Police talk to motorists after a fatal accident in Hawke's Bay. (Photo: NZME）
WELLINGTON, Dec. 8 (Xinhua) -- A total of 12 people have died in car crashes across New Zealand since Friday, according to the New Zealand Police.
On Sunday, three incidents took three lives. A person died on Wainui Rd near Whakatane, Bay of Plenty at 5:15 a.m. local time Sunday after their vehicle rolled. A motorcyclist died on Broadlands Rd, Reporoa, near Rotorua, after a crash at 1:30 p.m. also on Sunday.
A child was killed after being hit by a car just before 3 p.m. in a driveway on Hams Rd, in rural Waikato.
On Saturday, Two people died in a car after it was struck by a train at the intersection of Piako Rd and State Highway 26 at 4:10 a.m. local time.
A pedestrian was fatally struck by a train in South Auckland also on Saturday.
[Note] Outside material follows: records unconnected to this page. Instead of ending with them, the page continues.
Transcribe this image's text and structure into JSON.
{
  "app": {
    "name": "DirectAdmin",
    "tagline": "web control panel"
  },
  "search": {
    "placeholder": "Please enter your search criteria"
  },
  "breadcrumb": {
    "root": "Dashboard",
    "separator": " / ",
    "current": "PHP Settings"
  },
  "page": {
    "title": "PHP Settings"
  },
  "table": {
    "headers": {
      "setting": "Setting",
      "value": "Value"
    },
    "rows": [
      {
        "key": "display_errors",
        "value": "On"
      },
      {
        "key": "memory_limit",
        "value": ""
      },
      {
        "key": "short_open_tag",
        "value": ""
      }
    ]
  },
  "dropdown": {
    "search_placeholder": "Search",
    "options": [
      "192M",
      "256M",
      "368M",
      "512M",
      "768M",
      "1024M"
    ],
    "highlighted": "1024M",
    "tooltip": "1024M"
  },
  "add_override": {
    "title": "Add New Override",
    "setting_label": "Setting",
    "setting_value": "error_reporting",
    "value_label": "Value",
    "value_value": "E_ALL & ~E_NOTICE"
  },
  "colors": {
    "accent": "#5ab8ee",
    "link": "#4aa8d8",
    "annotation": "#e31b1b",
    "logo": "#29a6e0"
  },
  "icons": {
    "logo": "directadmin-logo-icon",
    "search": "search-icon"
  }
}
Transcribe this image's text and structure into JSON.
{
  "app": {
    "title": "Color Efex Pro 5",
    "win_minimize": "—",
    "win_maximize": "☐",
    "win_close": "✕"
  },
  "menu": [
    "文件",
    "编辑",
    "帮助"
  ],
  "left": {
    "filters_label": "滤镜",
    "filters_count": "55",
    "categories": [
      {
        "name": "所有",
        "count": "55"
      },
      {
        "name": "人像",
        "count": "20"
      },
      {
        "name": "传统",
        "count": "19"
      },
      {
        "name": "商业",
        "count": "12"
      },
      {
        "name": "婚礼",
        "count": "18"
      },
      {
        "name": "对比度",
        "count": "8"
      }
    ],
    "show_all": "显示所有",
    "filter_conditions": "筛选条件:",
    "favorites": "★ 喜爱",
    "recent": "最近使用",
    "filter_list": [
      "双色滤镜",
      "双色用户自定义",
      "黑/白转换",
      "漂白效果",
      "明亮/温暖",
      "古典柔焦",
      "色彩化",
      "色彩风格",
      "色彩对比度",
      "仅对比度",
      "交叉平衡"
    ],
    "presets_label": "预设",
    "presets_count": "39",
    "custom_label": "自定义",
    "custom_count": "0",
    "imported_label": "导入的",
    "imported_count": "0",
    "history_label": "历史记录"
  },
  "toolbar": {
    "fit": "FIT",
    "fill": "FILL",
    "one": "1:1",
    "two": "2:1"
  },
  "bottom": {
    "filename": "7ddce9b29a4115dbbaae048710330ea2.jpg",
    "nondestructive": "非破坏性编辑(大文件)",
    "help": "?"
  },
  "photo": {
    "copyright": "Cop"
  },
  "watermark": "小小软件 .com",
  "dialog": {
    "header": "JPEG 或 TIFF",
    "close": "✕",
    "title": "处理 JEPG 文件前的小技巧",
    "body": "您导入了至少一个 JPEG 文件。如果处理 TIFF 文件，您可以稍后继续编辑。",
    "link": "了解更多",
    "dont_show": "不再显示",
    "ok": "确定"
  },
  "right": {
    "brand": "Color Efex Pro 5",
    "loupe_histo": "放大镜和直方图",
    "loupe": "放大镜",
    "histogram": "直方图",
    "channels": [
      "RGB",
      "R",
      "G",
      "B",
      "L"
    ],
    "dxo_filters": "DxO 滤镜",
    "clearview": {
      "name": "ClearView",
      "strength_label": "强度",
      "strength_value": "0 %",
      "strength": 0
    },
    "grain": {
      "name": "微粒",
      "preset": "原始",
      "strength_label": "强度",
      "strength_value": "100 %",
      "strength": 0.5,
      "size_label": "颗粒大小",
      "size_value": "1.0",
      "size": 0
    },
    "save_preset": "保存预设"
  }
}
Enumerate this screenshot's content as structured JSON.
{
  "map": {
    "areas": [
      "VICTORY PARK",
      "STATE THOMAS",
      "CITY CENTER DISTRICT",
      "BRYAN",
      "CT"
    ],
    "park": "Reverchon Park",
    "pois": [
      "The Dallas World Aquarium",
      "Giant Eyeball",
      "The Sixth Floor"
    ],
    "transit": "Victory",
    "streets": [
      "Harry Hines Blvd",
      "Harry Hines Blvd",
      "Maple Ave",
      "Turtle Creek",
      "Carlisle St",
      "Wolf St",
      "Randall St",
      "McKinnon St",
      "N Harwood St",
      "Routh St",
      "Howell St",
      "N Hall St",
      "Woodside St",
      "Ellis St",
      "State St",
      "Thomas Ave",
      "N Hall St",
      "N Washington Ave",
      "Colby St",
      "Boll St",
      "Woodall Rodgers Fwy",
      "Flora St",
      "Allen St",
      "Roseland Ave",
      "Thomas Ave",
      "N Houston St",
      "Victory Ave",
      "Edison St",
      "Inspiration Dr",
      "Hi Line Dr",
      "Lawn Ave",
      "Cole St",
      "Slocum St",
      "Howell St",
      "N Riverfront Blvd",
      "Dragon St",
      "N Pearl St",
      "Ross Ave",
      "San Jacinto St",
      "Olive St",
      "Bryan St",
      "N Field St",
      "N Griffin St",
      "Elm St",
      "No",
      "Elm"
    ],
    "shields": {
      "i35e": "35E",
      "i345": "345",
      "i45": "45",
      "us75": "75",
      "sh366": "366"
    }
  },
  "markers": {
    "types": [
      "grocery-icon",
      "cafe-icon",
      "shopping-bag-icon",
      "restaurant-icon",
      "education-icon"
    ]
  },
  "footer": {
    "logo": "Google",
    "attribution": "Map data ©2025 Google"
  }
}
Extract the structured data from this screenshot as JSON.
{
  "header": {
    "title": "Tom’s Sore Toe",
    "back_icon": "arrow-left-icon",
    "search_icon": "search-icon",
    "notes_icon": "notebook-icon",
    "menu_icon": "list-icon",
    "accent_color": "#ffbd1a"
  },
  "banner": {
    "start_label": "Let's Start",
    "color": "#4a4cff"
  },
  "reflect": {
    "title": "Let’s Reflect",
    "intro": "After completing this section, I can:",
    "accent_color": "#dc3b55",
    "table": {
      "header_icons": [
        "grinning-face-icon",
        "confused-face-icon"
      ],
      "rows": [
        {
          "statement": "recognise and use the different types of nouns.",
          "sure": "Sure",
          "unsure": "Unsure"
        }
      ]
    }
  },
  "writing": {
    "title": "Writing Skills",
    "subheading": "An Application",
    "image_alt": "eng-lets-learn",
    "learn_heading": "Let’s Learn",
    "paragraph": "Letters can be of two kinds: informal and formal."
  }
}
The crash happened at 12:30 a.m. local time.
A family of five was on holiday in New Zealand when their vehicle collided with a truck on State Highway 1 between Station and Kiwa roads at Hapuku, in South Island at about 3:15 p.m. on Friday. Three people died at the scene and a fourth person was announced dead on Sunday.
One people died at the scene in a crash between a motorcycle and a logging truck on State Highway 5 at Te Pohue on Friday morning. A second person in the crash succumbed to injuries on Saturday evening.
The police aimed to reduce the number of deaths on the road by 5 percent annually. However, the number of road deaths have increased year-on-year by about 10 percent at this point for 2019, while speeding was the top factor causing crashes.
The target, introduced on July 1, 2018, was based on the loss of 378 lives in 2017, according to Police Minister Stuart Nash.
The annual update put the estimated social cost of motor vehicle fatal and injury crashes in 2017 at 4.8 billion NZ dollars (3.17 billion U.S. dollars), an increase of 0.6 billion NZ dollars on the previous year.
Over the next three years, 3,300 km of state highways and local roads will be upgraded under the government's Safe Network Program.